EXERCISE INSTRUCTIONS: Search the lines of the records for the word "this", and copy every line that has it.

Dataset rows for apps and sites:
--------------------------------------------------
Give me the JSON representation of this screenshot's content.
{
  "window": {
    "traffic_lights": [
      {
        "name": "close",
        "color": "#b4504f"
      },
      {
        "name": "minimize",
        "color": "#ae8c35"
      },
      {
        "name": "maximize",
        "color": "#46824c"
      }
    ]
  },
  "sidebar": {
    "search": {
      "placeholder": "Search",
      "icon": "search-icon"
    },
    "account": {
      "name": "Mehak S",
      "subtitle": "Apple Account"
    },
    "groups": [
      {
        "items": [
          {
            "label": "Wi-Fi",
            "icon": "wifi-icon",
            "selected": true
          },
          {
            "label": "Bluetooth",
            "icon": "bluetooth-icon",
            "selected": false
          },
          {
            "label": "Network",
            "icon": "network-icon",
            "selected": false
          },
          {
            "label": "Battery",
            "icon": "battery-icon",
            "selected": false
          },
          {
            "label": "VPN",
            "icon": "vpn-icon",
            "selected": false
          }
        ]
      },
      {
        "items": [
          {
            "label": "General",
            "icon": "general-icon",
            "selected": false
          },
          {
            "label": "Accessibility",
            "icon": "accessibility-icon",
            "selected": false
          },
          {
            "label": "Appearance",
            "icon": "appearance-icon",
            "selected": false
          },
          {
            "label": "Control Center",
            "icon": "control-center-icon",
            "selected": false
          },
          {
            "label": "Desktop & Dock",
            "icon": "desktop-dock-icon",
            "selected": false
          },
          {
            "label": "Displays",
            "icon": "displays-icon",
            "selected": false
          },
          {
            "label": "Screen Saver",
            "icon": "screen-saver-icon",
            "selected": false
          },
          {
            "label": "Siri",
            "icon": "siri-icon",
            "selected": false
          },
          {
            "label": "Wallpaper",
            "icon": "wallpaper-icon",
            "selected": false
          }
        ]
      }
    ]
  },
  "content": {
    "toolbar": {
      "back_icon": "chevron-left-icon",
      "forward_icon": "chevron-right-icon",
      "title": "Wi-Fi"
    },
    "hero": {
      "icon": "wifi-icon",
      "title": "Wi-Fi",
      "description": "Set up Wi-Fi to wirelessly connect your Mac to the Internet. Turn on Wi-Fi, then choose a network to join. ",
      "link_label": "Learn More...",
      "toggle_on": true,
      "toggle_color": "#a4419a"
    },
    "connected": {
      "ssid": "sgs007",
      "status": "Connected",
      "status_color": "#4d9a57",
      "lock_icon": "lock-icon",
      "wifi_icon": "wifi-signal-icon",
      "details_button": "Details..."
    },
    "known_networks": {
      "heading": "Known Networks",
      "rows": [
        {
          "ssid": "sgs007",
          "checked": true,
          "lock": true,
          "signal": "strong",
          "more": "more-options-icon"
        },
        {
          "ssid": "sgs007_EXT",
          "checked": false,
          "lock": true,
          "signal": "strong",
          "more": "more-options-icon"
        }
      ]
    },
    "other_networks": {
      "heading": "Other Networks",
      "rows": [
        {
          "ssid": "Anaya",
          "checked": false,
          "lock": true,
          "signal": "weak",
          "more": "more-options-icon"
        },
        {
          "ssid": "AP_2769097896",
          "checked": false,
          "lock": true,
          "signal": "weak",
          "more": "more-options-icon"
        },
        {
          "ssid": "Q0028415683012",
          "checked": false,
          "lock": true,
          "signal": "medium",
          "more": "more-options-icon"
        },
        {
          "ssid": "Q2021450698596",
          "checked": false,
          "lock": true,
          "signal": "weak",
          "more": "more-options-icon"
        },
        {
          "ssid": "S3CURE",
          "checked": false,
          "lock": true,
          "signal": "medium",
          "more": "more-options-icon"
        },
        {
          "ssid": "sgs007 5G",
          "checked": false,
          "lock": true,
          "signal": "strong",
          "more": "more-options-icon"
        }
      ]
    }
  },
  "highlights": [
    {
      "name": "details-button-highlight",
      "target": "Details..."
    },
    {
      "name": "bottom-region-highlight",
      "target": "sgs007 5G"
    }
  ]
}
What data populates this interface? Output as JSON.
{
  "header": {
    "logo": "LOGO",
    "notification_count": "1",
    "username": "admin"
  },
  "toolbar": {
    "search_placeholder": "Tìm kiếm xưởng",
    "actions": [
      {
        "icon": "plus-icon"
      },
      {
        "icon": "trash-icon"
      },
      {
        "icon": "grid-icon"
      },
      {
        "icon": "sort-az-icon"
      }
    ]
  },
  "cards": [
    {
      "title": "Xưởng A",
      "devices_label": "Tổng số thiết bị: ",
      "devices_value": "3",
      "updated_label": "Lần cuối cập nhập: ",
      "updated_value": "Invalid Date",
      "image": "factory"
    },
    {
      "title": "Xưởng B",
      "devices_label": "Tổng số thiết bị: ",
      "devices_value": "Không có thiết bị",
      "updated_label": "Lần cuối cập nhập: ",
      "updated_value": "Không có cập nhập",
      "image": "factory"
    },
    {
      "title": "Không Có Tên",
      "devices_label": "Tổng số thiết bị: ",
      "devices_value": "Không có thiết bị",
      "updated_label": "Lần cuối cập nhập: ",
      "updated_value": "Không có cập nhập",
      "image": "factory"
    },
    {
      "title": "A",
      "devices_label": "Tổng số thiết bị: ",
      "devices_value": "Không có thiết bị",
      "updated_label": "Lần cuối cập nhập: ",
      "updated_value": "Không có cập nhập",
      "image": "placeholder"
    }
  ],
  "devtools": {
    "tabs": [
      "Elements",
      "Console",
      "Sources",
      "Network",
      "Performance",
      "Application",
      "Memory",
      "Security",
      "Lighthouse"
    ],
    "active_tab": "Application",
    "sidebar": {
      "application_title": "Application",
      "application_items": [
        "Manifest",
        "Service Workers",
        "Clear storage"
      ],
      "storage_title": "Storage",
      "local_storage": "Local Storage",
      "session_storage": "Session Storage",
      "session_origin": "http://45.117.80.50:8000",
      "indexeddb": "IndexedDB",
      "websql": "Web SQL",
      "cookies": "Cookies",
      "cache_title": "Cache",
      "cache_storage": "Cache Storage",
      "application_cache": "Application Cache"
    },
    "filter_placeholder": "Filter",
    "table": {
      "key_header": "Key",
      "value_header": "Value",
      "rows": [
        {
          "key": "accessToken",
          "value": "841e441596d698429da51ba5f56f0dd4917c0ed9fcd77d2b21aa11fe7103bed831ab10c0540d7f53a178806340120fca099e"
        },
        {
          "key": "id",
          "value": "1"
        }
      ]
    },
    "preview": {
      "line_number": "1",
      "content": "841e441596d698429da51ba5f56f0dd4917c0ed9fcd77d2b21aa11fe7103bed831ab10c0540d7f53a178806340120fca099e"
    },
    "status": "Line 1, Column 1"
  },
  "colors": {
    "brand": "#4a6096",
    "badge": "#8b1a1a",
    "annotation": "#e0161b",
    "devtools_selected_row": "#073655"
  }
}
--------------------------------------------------
WRITTEN ANSWER:
Give me the JSON representation of this screenshot's content.
What data populates this interface? Output as JSON.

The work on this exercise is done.